Entries from a dataset of interfaces
———

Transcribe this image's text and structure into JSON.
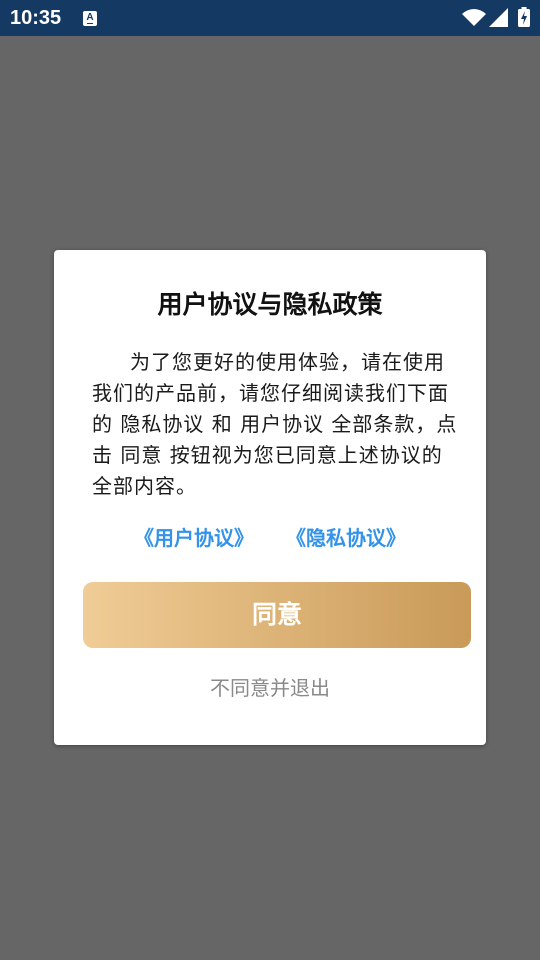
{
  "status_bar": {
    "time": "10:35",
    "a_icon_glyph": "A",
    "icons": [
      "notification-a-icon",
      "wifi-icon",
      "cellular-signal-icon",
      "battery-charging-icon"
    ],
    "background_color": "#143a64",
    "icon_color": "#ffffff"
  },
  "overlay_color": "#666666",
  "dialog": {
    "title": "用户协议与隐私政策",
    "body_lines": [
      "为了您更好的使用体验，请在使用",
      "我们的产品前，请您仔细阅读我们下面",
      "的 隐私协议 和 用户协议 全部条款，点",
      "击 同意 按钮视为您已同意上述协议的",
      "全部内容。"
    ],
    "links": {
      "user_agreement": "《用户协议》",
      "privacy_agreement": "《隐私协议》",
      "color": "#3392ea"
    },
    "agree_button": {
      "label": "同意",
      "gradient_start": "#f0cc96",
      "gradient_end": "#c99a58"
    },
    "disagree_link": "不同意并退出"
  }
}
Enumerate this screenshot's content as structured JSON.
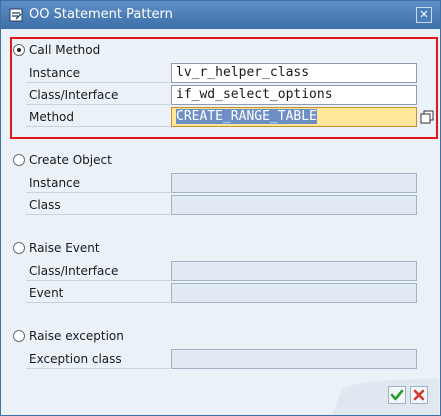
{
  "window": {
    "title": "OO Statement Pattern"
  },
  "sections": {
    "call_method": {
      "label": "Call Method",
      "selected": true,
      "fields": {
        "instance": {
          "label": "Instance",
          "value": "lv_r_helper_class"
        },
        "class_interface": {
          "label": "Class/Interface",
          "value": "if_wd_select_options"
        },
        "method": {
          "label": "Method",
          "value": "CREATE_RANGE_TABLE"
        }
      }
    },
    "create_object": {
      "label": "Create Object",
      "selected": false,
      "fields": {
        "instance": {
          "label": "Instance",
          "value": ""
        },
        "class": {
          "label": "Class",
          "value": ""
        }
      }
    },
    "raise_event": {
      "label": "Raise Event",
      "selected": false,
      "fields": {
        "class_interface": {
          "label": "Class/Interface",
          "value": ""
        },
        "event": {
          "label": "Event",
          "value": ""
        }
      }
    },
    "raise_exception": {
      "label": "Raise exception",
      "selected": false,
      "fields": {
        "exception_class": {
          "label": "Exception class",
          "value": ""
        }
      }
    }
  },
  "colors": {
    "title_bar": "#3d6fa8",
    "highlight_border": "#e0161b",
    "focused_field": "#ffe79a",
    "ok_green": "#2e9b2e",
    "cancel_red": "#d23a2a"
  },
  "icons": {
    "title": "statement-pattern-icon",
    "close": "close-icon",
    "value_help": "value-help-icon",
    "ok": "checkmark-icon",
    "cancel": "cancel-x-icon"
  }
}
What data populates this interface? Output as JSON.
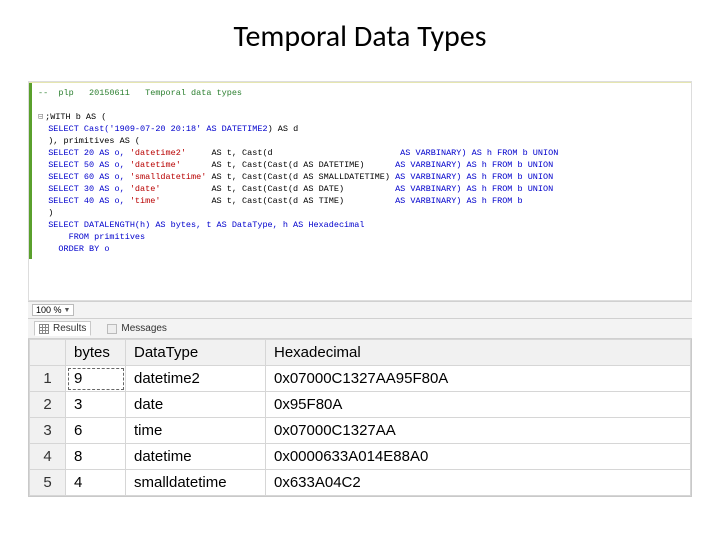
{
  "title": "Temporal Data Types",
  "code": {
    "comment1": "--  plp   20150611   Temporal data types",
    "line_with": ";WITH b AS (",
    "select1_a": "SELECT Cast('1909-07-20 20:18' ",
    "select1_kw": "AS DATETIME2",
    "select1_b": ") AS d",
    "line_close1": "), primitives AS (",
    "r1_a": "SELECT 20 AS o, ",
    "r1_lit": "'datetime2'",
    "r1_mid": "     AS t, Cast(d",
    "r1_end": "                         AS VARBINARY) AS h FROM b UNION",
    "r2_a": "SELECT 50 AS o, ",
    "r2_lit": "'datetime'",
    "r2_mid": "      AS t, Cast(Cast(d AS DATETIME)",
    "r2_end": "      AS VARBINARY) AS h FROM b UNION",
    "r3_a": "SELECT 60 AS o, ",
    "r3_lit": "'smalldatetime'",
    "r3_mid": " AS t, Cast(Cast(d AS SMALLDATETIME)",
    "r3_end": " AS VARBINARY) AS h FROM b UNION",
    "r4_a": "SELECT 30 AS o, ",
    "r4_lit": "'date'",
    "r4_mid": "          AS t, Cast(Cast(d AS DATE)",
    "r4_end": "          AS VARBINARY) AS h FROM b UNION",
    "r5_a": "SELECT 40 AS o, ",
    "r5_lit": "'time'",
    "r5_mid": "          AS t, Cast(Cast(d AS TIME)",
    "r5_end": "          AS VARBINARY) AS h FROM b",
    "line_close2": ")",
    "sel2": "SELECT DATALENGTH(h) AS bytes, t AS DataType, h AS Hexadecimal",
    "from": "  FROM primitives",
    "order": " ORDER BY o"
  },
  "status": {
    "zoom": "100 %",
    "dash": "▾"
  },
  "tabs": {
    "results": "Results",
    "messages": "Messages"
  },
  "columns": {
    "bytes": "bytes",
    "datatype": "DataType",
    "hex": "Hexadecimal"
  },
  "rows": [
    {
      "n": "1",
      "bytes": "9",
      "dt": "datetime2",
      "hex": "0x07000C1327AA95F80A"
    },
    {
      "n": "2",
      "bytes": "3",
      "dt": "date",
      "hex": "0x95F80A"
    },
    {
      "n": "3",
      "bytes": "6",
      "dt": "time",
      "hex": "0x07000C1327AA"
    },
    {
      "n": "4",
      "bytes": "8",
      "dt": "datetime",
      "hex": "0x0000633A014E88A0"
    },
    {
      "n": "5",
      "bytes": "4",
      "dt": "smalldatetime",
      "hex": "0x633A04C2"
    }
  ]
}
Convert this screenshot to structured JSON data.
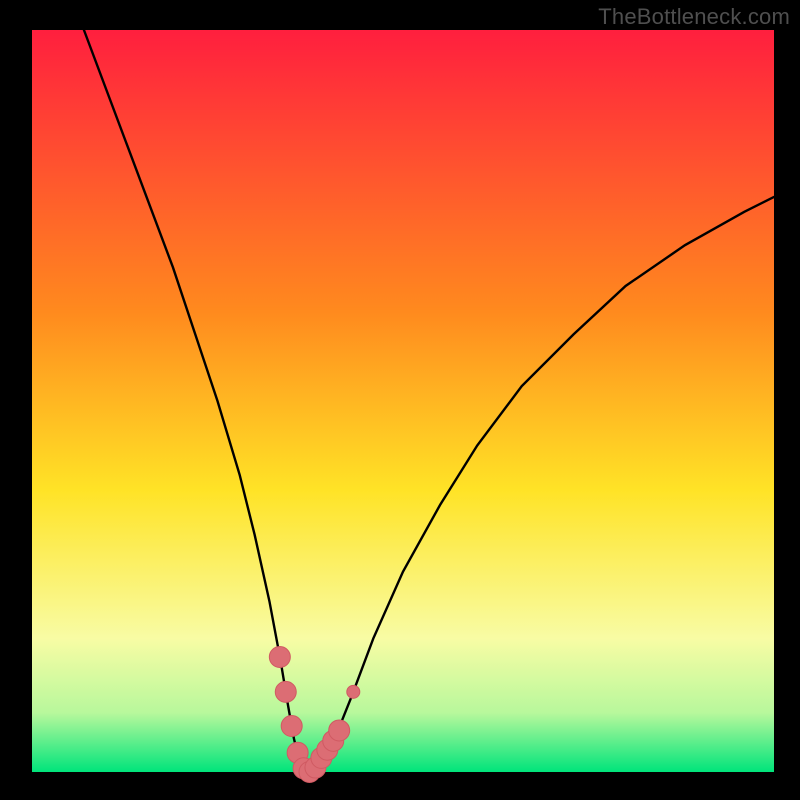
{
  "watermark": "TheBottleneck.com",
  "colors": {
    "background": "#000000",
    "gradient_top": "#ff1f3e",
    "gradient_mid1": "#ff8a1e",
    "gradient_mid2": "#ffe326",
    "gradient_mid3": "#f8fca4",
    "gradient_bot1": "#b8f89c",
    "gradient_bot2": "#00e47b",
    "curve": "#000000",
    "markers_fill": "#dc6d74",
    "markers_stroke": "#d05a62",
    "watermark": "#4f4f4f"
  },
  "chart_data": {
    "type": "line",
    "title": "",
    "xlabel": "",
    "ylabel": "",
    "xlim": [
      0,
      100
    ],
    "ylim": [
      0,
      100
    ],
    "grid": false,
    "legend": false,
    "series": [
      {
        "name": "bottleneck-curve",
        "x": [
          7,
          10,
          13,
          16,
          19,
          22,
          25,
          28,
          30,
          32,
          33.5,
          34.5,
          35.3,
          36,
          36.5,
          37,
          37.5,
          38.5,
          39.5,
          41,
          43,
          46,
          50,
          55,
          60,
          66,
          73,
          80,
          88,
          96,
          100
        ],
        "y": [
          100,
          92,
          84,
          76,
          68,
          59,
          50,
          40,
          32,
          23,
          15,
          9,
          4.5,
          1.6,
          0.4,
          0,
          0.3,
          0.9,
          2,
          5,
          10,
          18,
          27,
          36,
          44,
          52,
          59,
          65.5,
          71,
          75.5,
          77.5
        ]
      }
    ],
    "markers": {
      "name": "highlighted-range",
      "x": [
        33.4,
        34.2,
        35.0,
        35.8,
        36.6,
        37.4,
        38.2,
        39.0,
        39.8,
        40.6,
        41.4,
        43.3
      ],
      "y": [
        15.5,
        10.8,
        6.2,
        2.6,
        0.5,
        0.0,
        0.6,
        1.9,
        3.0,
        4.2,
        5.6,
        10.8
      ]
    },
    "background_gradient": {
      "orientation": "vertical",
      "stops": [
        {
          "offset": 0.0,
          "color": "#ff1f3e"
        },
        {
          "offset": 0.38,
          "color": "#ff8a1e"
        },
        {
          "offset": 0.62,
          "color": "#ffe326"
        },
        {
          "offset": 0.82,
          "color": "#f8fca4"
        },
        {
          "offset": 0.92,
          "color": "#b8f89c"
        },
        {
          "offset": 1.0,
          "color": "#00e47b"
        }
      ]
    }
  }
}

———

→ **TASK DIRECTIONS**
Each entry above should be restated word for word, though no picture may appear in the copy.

→ **SOLUTION TO THIS PROBLEM**
Transcribe this image's text and structure into JSON.
{
  "status_bar": {
    "time": "10:35",
    "a_icon_glyph": "A",
    "icons": [
      "notification-a-icon",
      "wifi-icon",
      "cellular-signal-icon",
      "battery-charging-icon"
    ],
    "background_color": "#143a64",
    "icon_color": "#ffffff"
  },
  "overlay_color": "#666666",
  "dialog": {
    "title": "用户协议与隐私政策",
    "body_lines": [
      "为了您更好的使用体验，请在使用",
      "我们的产品前，请您仔细阅读我们下面",
      "的 隐私协议 和 用户协议 全部条款，点",
      "击 同意 按钮视为您已同意上述协议的",
      "全部内容。"
    ],
    "links": {
      "user_agreement": "《用户协议》",
      "privacy_agreement": "《隐私协议》",
      "color": "#3392ea"
    },
    "agree_button": {
      "label": "同意",
      "gradient_start": "#f0cc96",
      "gradient_end": "#c99a58"
    },
    "disagree_link": "不同意并退出"
  }
}
Enumerate this screenshot's content as structured JSON.
{
  "window": {
    "title": "OO Statement Pattern"
  },
  "sections": {
    "call_method": {
      "label": "Call Method",
      "selected": true,
      "fields": {
        "instance": {
          "label": "Instance",
          "value": "lv_r_helper_class"
        },
        "class_interface": {
          "label": "Class/Interface",
          "value": "if_wd_select_options"
        },
        "method": {
          "label": "Method",
          "value": "CREATE_RANGE_TABLE"
        }
      }
    },
    "create_object": {
      "label": "Create Object",
      "selected": false,
      "fields": {
        "instance": {
          "label": "Instance",
          "value": ""
        },
        "class": {
          "label": "Class",
          "value": ""
        }
      }
    },
    "raise_event": {
      "label": "Raise Event",
      "selected": false,
      "fields": {
        "class_interface": {
          "label": "Class/Interface",
          "value": ""
        },
        "event": {
          "label": "Event",
          "value": ""
        }
      }
    },
    "raise_exception": {
      "label": "Raise exception",
      "selected": false,
      "fields": {
        "exception_class": {
          "label": "Exception class",
          "value": ""
        }
      }
    }
  },
  "colors": {
    "title_bar": "#3d6fa8",
    "highlight_border": "#e0161b",
    "focused_field": "#ffe79a",
    "ok_green": "#2e9b2e",
    "cancel_red": "#d23a2a"
  },
  "icons": {
    "title": "statement-pattern-icon",
    "close": "close-icon",
    "value_help": "value-help-icon",
    "ok": "checkmark-icon",
    "cancel": "cancel-x-icon"
  }
}
What data populates this interface? Output as JSON.
{
  "title": "Temporal Data Types",
  "code": {
    "comment1": "--  plp   20150611   Temporal data types",
    "line_with": ";WITH b AS (",
    "select1_a": "SELECT Cast('1909-07-20 20:18' ",
    "select1_kw": "AS DATETIME2",
    "select1_b": ") AS d",
    "line_close1": "), primitives AS (",
    "r1_a": "SELECT 20 AS o, ",
    "r1_lit": "'datetime2'",
    "r1_mid": "     AS t, Cast(d",
    "r1_end": "                         AS VARBINARY) AS h FROM b UNION",
    "r2_a": "SELECT 50 AS o, ",
    "r2_lit": "'datetime'",
    "r2_mid": "      AS t, Cast(Cast(d AS DATETIME)",
    "r2_end": "      AS VARBINARY) AS h FROM b UNION",
    "r3_a": "SELECT 60 AS o, ",
    "r3_lit": "'smalldatetime'",
    "r3_mid": " AS t, Cast(Cast(d AS SMALLDATETIME)",
    "r3_end": " AS VARBINARY) AS h FROM b UNION",
    "r4_a": "SELECT 30 AS o, ",
    "r4_lit": "'date'",
    "r4_mid": "          AS t, Cast(Cast(d AS DATE)",
    "r4_end": "          AS VARBINARY) AS h FROM b UNION",
    "r5_a": "SELECT 40 AS o, ",
    "r5_lit": "'time'",
    "r5_mid": "          AS t, Cast(Cast(d AS TIME)",
    "r5_end": "          AS VARBINARY) AS h FROM b",
    "line_close2": ")",
    "sel2": "SELECT DATALENGTH(h) AS bytes, t AS DataType, h AS Hexadecimal",
    "from": "  FROM primitives",
    "order": " ORDER BY o"
  },
  "status": {
    "zoom": "100 %",
    "dash": "▾"
  },
  "tabs": {
    "results": "Results",
    "messages": "Messages"
  },
  "columns": {
    "bytes": "bytes",
    "datatype": "DataType",
    "hex": "Hexadecimal"
  },
  "rows": [
    {
      "n": "1",
      "bytes": "9",
      "dt": "datetime2",
      "hex": "0x07000C1327AA95F80A"
    },
    {
      "n": "2",
      "bytes": "3",
      "dt": "date",
      "hex": "0x95F80A"
    },
    {
      "n": "3",
      "bytes": "6",
      "dt": "time",
      "hex": "0x07000C1327AA"
    },
    {
      "n": "4",
      "bytes": "8",
      "dt": "datetime",
      "hex": "0x0000633A014E88A0"
    },
    {
      "n": "5",
      "bytes": "4",
      "dt": "smalldatetime",
      "hex": "0x633A04C2"
    }
  ]
}
Convert this screenshot to structured JSON data.
{
  "watermark": "TheBottleneck.com",
  "colors": {
    "background": "#000000",
    "gradient_top": "#ff1f3e",
    "gradient_mid1": "#ff8a1e",
    "gradient_mid2": "#ffe326",
    "gradient_mid3": "#f8fca4",
    "gradient_bot1": "#b8f89c",
    "gradient_bot2": "#00e47b",
    "curve": "#000000",
    "markers_fill": "#dc6d74",
    "markers_stroke": "#d05a62",
    "watermark": "#4f4f4f"
  },
  "chart_data": {
    "type": "line",
    "title": "",
    "xlabel": "",
    "ylabel": "",
    "xlim": [
      0,
      100
    ],
    "ylim": [
      0,
      100
    ],
    "grid": false,
    "legend": false,
    "series": [
      {
        "name": "bottleneck-curve",
        "x": [
          7,
          10,
          13,
          16,
          19,
          22,
          25,
          28,
          30,
          32,
          33.5,
          34.5,
          35.3,
          36,
          36.5,
          37,
          37.5,
          38.5,
          39.5,
          41,
          43,
          46,
          50,
          55,
          60,
          66,
          73,
          80,
          88,
          96,
          100
        ],
        "y": [
          100,
          92,
          84,
          76,
          68,
          59,
          50,
          40,
          32,
          23,
          15,
          9,
          4.5,
          1.6,
          0.4,
          0,
          0.3,
          0.9,
          2,
          5,
          10,
          18,
          27,
          36,
          44,
          52,
          59,
          65.5,
          71,
          75.5,
          77.5
        ]
      }
    ],
    "markers": {
      "name": "highlighted-range",
      "x": [
        33.4,
        34.2,
        35.0,
        35.8,
        36.6,
        37.4,
        38.2,
        39.0,
        39.8,
        40.6,
        41.4,
        43.3
      ],
      "y": [
        15.5,
        10.8,
        6.2,
        2.6,
        0.5,
        0.0,
        0.6,
        1.9,
        3.0,
        4.2,
        5.6,
        10.8
      ]
    },
    "background_gradient": {
      "orientation": "vertical",
      "stops": [
        {
          "offset": 0.0,
          "color": "#ff1f3e"
        },
        {
          "offset": 0.38,
          "color": "#ff8a1e"
        },
        {
          "offset": 0.62,
          "color": "#ffe326"
        },
        {
          "offset": 0.82,
          "color": "#f8fca4"
        },
        {
          "offset": 0.92,
          "color": "#b8f89c"
        },
        {
          "offset": 1.0,
          "color": "#00e47b"
        }
      ]
    }
  }
}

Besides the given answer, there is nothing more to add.